As far as research potentials, Cherry sees many opportunities to use PET/MRI. “Many complementary opportunities exist. All you need do is look at the literature about the many applications, such as cardiovascular, cancer, and neuroscience, where people have applied PET and MRI separately. Now, they’d be able to do simultaneous scans. That will be very valuable in studies where aspects change with time. PET/MRI enables you to capture a snapshot. That’s one of the ways the combined device is most valuable.”
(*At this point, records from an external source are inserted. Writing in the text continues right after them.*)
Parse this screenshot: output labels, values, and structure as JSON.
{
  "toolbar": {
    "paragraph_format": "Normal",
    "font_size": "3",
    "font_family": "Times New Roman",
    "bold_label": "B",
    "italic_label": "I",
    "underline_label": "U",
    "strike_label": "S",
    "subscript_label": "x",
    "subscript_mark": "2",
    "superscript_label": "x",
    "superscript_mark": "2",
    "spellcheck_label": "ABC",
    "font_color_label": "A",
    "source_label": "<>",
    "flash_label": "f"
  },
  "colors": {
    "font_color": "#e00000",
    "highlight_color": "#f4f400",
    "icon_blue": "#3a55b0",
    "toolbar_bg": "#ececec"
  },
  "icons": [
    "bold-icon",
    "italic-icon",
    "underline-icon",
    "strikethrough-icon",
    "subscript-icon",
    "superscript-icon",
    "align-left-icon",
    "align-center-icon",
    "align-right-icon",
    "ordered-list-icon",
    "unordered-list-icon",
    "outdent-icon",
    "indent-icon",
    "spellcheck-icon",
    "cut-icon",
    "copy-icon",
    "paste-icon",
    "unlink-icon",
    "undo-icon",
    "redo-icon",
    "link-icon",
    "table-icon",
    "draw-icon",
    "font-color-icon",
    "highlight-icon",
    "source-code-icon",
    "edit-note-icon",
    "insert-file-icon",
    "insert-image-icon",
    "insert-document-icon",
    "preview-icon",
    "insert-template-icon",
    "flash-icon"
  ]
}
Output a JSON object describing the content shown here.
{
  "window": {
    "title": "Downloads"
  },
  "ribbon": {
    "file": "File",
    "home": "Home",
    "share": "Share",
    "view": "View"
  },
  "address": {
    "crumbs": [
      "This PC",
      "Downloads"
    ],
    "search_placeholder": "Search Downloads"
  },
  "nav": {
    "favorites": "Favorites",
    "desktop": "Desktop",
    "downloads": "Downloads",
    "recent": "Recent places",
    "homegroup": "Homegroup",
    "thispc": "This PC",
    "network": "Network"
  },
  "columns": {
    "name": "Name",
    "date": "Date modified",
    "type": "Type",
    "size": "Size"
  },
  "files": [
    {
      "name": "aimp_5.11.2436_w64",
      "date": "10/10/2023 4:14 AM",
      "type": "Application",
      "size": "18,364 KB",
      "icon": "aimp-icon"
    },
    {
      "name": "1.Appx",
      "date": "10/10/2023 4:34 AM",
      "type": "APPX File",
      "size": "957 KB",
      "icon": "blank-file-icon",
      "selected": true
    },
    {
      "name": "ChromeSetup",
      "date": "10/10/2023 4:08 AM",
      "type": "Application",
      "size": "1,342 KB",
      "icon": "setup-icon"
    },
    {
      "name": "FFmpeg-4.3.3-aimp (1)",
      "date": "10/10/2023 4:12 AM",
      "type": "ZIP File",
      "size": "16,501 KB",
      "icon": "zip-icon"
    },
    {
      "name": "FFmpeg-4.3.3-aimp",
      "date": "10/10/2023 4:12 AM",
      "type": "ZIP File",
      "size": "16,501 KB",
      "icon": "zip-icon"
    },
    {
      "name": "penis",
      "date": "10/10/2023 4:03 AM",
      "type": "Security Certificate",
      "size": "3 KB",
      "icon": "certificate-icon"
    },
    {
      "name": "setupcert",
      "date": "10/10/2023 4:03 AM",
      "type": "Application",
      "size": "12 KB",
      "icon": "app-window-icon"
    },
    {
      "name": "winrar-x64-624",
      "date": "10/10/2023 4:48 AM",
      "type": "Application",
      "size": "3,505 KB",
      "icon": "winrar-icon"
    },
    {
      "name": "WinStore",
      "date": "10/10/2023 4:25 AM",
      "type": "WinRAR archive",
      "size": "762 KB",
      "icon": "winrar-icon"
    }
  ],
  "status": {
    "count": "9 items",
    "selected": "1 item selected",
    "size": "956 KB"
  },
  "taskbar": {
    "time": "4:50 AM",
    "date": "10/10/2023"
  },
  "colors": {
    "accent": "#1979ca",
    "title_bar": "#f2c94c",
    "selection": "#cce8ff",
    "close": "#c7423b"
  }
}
Cherry also foresees PET/MRI’s value in stem cell therapy research. As the fusion technique enables simultaneous measures of anatomy, function, and biochemistry, it could facilitate the tracking of stem cell migration into damaged brain regions, for example. “Cell tracking represents just one of the most interesting research areas, as PET/MRI allows researchers to monitor the stem cells. I think this research direction will be particularly fruitful,” he says.
Innovative introductions are usually followed by questions about when the development will be commercialized. It’s hard to say when PET/MRI will move to the mainstream clinical setting.
“Siemens has developed a prototype for distribution in the United States as a research tool,” reports Cherry. “But they’re not ready yet to offer it as a product.” Siemens Medical Solutions, Germany introduced the PET/MRI prototype in May 2007 in Berlin at the International Society for Magnetic Resonance in Medicine annual meeting. The system has been used for in vivo human brain imaging studies at Siemens’ U.S. medical facilities. Complete testing on the system began in late 2007.
“I’ve also heard that other vendors are busy working on PET/MRI,” adds Cherry. “When major medical companies invest money into technology, you know that products are imminent.”
— Dan Harvey is a freelance writer based in Wilmington, Del.